You may even wake up one morning with an unexpected request to write a “Happy Mother’s Day” email to staff and not have the power to say “Dude, wouldn’t it be a nice gesture if you took a couple minutes and wrote this one yourself?”

And, of course, you have to live with the constant knowledge that the words you write will undergo intense levels of scrutiny – from your boss, from other employees, and potentially from the public and media.

Your spelling, your grammar, your sentence structure will all be open for critique. (Was that a passive sentence?) But more than that, your words will be parsed for hidden meaning or suggested bias even if you have just been asked to dash off a quick note to staff.

Because of this, writers who toil in someone else’s name must hold their own work to a high personal standard. What will people think of this line? Am I making assumptions? Is this a cliché? Does this imply something that I didn’t intend?

You have to assume that every word has the potential to appear on the front page of a newspaper, and govern yourself accordingly.

It’s tempting to underwhelm, to play it safe and write the bare minimum. Resist this urge. Often the best way to avoid criticism is to say something novel, direct and sincere. Cut and paste at your own peril.

Don’t let people rush you. Take the time to vet your own work. It’s their name but it’s your ass.

Look back at similar things you’ve written for your boss to make sure you aren’t diverging drastically in tone or style. If you said three nice things about one retiring politician in about 250 words, stick to that model with the next one, lest someone think they are being snubbed by comparison.
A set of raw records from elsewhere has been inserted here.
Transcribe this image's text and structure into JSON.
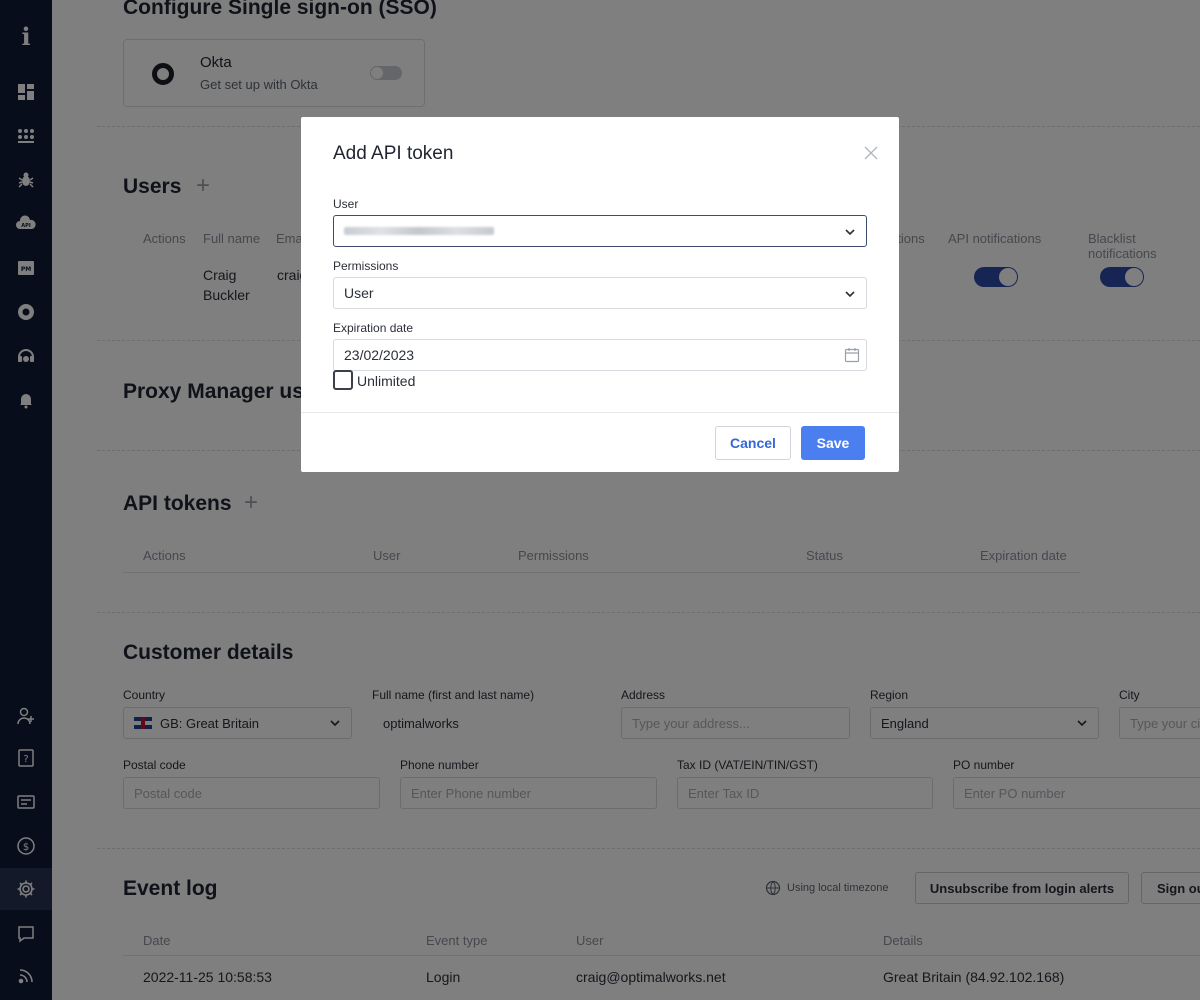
{
  "app": {
    "logo_glyph": "i",
    "accent_color": "#4b7ff0",
    "sidebar_bg": "#0f1a36"
  },
  "sidebar": {
    "items": [
      {
        "name": "dashboard-icon"
      },
      {
        "name": "proxies-icon"
      },
      {
        "name": "scraper-icon"
      },
      {
        "name": "api-icon",
        "text": "API"
      },
      {
        "name": "proxy-manager-icon",
        "text": "PM"
      },
      {
        "name": "browser-icon"
      },
      {
        "name": "support-icon"
      },
      {
        "name": "bell-icon"
      },
      {
        "name": "add-user-icon"
      },
      {
        "name": "help-icon"
      },
      {
        "name": "billing-icon"
      },
      {
        "name": "dollar-icon"
      },
      {
        "name": "settings-icon",
        "active": true
      },
      {
        "name": "chat-icon"
      },
      {
        "name": "feed-icon"
      }
    ]
  },
  "sso": {
    "title": "Configure Single sign-on (SSO)",
    "okta": {
      "name": "Okta",
      "subtitle": "Get set up with Okta",
      "enabled": false
    }
  },
  "users": {
    "title": "Users",
    "columns": [
      "Actions",
      "Full name",
      "Ema",
      "ations",
      "API notifications",
      "Blacklist notifications"
    ],
    "rows": [
      {
        "full_name_1": "Craig",
        "full_name_2": "Buckler",
        "email": "craig",
        "api_notifications": true,
        "blacklist_notifications": true
      }
    ]
  },
  "proxy_manager": {
    "title": "Proxy Manager use"
  },
  "api_tokens": {
    "title": "API tokens",
    "columns": [
      "Actions",
      "User",
      "Permissions",
      "Status",
      "Expiration date"
    ]
  },
  "customer": {
    "title": "Customer details",
    "country": {
      "label": "Country",
      "value": "GB: Great Britain"
    },
    "full_name": {
      "label": "Full name (first and last name)",
      "value": "optimalworks"
    },
    "address": {
      "label": "Address",
      "placeholder": "Type your address..."
    },
    "region": {
      "label": "Region",
      "value": "England"
    },
    "city": {
      "label": "City",
      "placeholder": "Type your ci"
    },
    "postal": {
      "label": "Postal code",
      "placeholder": "Postal code"
    },
    "phone": {
      "label": "Phone number",
      "placeholder": "Enter Phone number"
    },
    "tax": {
      "label": "Tax ID (VAT/EIN/TIN/GST)",
      "placeholder": "Enter Tax ID"
    },
    "po": {
      "label": "PO number",
      "placeholder": "Enter PO number"
    }
  },
  "event_log": {
    "title": "Event log",
    "timezone": "Using local timezone",
    "unsubscribe_label": "Unsubscribe from login alerts",
    "signout_label": "Sign ou",
    "columns": [
      "Date",
      "Event type",
      "User",
      "Details"
    ],
    "rows": [
      {
        "date": "2022-11-25 10:58:53",
        "type": "Login",
        "user": "craig@optimalworks.net",
        "details": "Great Britain (84.92.102.168)"
      }
    ]
  },
  "modal": {
    "title": "Add API token",
    "user_label": "User",
    "permissions_label": "Permissions",
    "permissions_value": "User",
    "expiration_label": "Expiration date",
    "expiration_value": "23/02/2023",
    "unlimited_label": "Unlimited",
    "unlimited_checked": false,
    "cancel_label": "Cancel",
    "save_label": "Save"
  }
}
I once read a piece of advice from a CEO that talked about applying the “Most Generous Interpretation” to your coworkers – to always assume that people are coming from a positive, helpful place. When writing in someone else’s voice, you should apply the “Least Generous Interpretation” principle. What is the worst way someone could take this line? Could this paragraph possibly offend anyone? If you can imagine it being misconstrued, write it differently.

I look forward to your “track changes” edits on this note, and hope that this experience doesn’t make you run screaming from your computer. The world needs more people who can write clearly, powerfully and with confidence – but we have to constantly remind ourselves to think that way as well.